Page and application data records
==*==
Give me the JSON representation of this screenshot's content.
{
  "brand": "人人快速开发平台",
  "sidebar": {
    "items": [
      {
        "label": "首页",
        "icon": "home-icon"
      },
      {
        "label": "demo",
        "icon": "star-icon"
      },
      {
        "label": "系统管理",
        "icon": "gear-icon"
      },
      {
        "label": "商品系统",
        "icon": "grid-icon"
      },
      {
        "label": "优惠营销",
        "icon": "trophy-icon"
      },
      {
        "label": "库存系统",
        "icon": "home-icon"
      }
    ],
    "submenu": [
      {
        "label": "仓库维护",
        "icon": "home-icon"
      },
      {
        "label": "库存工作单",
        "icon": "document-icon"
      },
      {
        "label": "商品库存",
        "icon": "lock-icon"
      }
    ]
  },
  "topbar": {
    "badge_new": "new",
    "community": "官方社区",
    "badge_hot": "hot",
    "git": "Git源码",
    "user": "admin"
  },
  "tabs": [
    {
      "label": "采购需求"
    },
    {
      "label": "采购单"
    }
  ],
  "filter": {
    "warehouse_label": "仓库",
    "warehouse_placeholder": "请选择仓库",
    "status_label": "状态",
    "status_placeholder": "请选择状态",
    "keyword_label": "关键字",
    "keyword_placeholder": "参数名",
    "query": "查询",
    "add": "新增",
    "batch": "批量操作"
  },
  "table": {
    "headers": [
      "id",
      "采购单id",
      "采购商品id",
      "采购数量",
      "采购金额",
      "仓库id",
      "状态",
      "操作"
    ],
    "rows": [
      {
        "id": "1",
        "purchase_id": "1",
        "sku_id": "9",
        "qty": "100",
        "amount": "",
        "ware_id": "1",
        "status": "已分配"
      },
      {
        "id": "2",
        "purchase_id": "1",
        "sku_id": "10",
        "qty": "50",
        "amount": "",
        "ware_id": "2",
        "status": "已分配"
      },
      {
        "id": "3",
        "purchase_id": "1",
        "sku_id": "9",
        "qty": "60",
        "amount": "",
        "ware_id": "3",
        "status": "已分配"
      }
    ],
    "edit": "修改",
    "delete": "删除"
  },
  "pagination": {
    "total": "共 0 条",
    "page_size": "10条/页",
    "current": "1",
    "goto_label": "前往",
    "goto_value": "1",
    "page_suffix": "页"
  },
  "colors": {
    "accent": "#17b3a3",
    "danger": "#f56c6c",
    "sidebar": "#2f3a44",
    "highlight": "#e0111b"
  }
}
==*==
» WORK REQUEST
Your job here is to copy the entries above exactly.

» TASK RESULT
Give me the JSON representation of this screenshot's content.
{
  "brand": "人人快速开发平台",
  "sidebar": {
    "items": [
      {
        "label": "首页",
        "icon": "home-icon"
      },
      {
        "label": "demo",
        "icon": "star-icon"
      },
      {
        "label": "系统管理",
        "icon": "gear-icon"
      },
      {
        "label": "商品系统",
        "icon": "grid-icon"
      },
      {
        "label": "优惠营销",
        "icon": "trophy-icon"
      },
      {
        "label": "库存系统",
        "icon": "home-icon"
      }
    ],
    "submenu": [
      {
        "label": "仓库维护",
        "icon": "home-icon"
      },
      {
        "label": "库存工作单",
        "icon": "document-icon"
      },
      {
        "label": "商品库存",
        "icon": "lock-icon"
      }
    ]
  },
  "topbar": {
    "badge_new": "new",
    "community": "官方社区",
    "badge_hot": "hot",
    "git": "Git源码",
    "user": "admin"
  },
  "tabs": [
    {
      "label": "采购需求"
    },
    {
      "label": "采购单"
    }
  ],
  "filter": {
    "warehouse_label": "仓库",
    "warehouse_placeholder": "请选择仓库",
    "status_label": "状态",
    "status_placeholder": "请选择状态",
    "keyword_label": "关键字",
    "keyword_placeholder": "参数名",
    "query": "查询",
    "add": "新增",
    "batch": "批量操作"
  },
  "table": {
    "headers": [
      "id",
      "采购单id",
      "采购商品id",
      "采购数量",
      "采购金额",
      "仓库id",
      "状态",
      "操作"
    ],
    "rows": [
      {
        "id": "1",
        "purchase_id": "1",
        "sku_id": "9",
        "qty": "100",
        "amount": "",
        "ware_id": "1",
        "status": "已分配"
      },
      {
        "id": "2",
        "purchase_id": "1",
        "sku_id": "10",
        "qty": "50",
        "amount": "",
        "ware_id": "2",
        "status": "已分配"
      },
      {
        "id": "3",
        "purchase_id": "1",
        "sku_id": "9",
        "qty": "60",
        "amount": "",
        "ware_id": "3",
        "status": "已分配"
      }
    ],
    "edit": "修改",
    "delete": "删除"
  },
  "pagination": {
    "total": "共 0 条",
    "page_size": "10条/页",
    "current": "1",
    "goto_label": "前往",
    "goto_value": "1",
    "page_suffix": "页"
  },
  "colors": {
    "accent": "#17b3a3",
    "danger": "#f56c6c",
    "sidebar": "#2f3a44",
    "highlight": "#e0111b"
  }
}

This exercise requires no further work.